+++ Exercise inputs +++

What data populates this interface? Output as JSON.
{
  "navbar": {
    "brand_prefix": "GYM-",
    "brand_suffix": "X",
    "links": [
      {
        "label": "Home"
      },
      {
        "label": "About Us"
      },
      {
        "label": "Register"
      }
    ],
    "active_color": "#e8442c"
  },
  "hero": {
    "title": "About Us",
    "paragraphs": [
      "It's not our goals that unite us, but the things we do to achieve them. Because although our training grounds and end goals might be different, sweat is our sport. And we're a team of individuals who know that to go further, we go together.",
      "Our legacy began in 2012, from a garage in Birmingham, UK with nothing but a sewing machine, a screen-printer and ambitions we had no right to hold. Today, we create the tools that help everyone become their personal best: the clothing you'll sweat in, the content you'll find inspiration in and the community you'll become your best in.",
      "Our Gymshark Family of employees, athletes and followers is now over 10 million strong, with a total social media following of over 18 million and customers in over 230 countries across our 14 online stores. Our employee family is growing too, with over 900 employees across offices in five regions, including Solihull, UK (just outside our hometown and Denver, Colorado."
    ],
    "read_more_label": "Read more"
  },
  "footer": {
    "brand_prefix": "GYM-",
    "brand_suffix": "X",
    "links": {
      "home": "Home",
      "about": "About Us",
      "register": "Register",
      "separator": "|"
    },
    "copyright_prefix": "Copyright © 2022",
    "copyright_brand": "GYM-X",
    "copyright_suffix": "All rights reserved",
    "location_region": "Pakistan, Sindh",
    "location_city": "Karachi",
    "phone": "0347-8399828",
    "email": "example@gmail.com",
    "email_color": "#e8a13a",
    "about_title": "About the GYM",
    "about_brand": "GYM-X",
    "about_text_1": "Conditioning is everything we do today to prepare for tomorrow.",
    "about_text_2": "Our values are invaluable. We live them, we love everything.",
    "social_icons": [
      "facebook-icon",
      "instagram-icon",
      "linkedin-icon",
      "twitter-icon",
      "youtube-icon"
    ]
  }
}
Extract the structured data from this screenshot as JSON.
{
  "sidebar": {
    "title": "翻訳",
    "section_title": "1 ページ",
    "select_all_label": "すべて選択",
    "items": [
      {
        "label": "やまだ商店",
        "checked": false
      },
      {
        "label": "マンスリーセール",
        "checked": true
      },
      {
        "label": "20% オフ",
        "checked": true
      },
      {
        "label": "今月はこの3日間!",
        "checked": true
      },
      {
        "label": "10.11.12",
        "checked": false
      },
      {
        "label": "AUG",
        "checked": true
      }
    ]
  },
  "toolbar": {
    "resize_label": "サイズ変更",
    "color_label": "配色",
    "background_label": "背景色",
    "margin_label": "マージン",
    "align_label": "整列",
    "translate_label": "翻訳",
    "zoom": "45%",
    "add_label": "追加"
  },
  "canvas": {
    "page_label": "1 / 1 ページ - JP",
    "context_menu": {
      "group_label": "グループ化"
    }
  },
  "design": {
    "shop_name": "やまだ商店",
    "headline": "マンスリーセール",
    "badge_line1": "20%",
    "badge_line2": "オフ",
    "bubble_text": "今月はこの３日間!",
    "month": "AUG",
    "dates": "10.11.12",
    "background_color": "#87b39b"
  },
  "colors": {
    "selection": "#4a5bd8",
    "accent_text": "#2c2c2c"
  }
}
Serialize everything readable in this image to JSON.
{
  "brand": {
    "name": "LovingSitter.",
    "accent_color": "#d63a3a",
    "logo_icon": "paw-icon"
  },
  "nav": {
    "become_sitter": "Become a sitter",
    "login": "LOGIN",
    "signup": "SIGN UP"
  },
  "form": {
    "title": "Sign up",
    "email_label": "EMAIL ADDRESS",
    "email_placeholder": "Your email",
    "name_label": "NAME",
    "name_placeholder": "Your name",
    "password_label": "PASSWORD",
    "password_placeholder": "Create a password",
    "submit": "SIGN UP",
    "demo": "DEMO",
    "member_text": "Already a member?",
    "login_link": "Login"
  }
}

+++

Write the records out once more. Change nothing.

• **Expected answer**
What data populates this interface? Output as JSON.
{
  "navbar": {
    "brand_prefix": "GYM-",
    "brand_suffix": "X",
    "links": [
      {
        "label": "Home"
      },
      {
        "label": "About Us"
      },
      {
        "label": "Register"
      }
    ],
    "active_color": "#e8442c"
  },
  "hero": {
    "title": "About Us",
    "paragraphs": [
      "It's not our goals that unite us, but the things we do to achieve them. Because although our training grounds and end goals might be different, sweat is our sport. And we're a team of individuals who know that to go further, we go together.",
      "Our legacy began in 2012, from a garage in Birmingham, UK with nothing but a sewing machine, a screen-printer and ambitions we had no right to hold. Today, we create the tools that help everyone become their personal best: the clothing you'll sweat in, the content you'll find inspiration in and the community you'll become your best in.",
      "Our Gymshark Family of employees, athletes and followers is now over 10 million strong, with a total social media following of over 18 million and customers in over 230 countries across our 14 online stores. Our employee family is growing too, with over 900 employees across offices in five regions, including Solihull, UK (just outside our hometown and Denver, Colorado."
    ],
    "read_more_label": "Read more"
  },
  "footer": {
    "brand_prefix": "GYM-",
    "brand_suffix": "X",
    "links": {
      "home": "Home",
      "about": "About Us",
      "register": "Register",
      "separator": "|"
    },
    "copyright_prefix": "Copyright © 2022",
    "copyright_brand": "GYM-X",
    "copyright_suffix": "All rights reserved",
    "location_region": "Pakistan, Sindh",
    "location_city": "Karachi",
    "phone": "0347-8399828",
    "email": "example@gmail.com",
    "email_color": "#e8a13a",
    "about_title": "About the GYM",
    "about_brand": "GYM-X",
    "about_text_1": "Conditioning is everything we do today to prepare for tomorrow.",
    "about_text_2": "Our values are invaluable. We live them, we love everything.",
    "social_icons": [
      "facebook-icon",
      "instagram-icon",
      "linkedin-icon",
      "twitter-icon",
      "youtube-icon"
    ]
  }
}
Extract the structured data from this screenshot as JSON.
{
  "sidebar": {
    "title": "翻訳",
    "section_title": "1 ページ",
    "select_all_label": "すべて選択",
    "items": [
      {
        "label": "やまだ商店",
        "checked": false
      },
      {
        "label": "マンスリーセール",
        "checked": true
      },
      {
        "label": "20% オフ",
        "checked": true
      },
      {
        "label": "今月はこの3日間!",
        "checked": true
      },
      {
        "label": "10.11.12",
        "checked": false
      },
      {
        "label": "AUG",
        "checked": true
      }
    ]
  },
  "toolbar": {
    "resize_label": "サイズ変更",
    "color_label": "配色",
    "background_label": "背景色",
    "margin_label": "マージン",
    "align_label": "整列",
    "translate_label": "翻訳",
    "zoom": "45%",
    "add_label": "追加"
  },
  "canvas": {
    "page_label": "1 / 1 ページ - JP",
    "context_menu": {
      "group_label": "グループ化"
    }
  },
  "design": {
    "shop_name": "やまだ商店",
    "headline": "マンスリーセール",
    "badge_line1": "20%",
    "badge_line2": "オフ",
    "bubble_text": "今月はこの３日間!",
    "month": "AUG",
    "dates": "10.11.12",
    "background_color": "#87b39b"
  },
  "colors": {
    "selection": "#4a5bd8",
    "accent_text": "#2c2c2c"
  }
}
Serialize everything readable in this image to JSON.
{
  "brand": {
    "name": "LovingSitter.",
    "accent_color": "#d63a3a",
    "logo_icon": "paw-icon"
  },
  "nav": {
    "become_sitter": "Become a sitter",
    "login": "LOGIN",
    "signup": "SIGN UP"
  },
  "form": {
    "title": "Sign up",
    "email_label": "EMAIL ADDRESS",
    "email_placeholder": "Your email",
    "name_label": "NAME",
    "name_placeholder": "Your name",
    "password_label": "PASSWORD",
    "password_placeholder": "Create a password",
    "submit": "SIGN UP",
    "demo": "DEMO",
    "member_text": "Already a member?",
    "login_link": "Login"
  }
}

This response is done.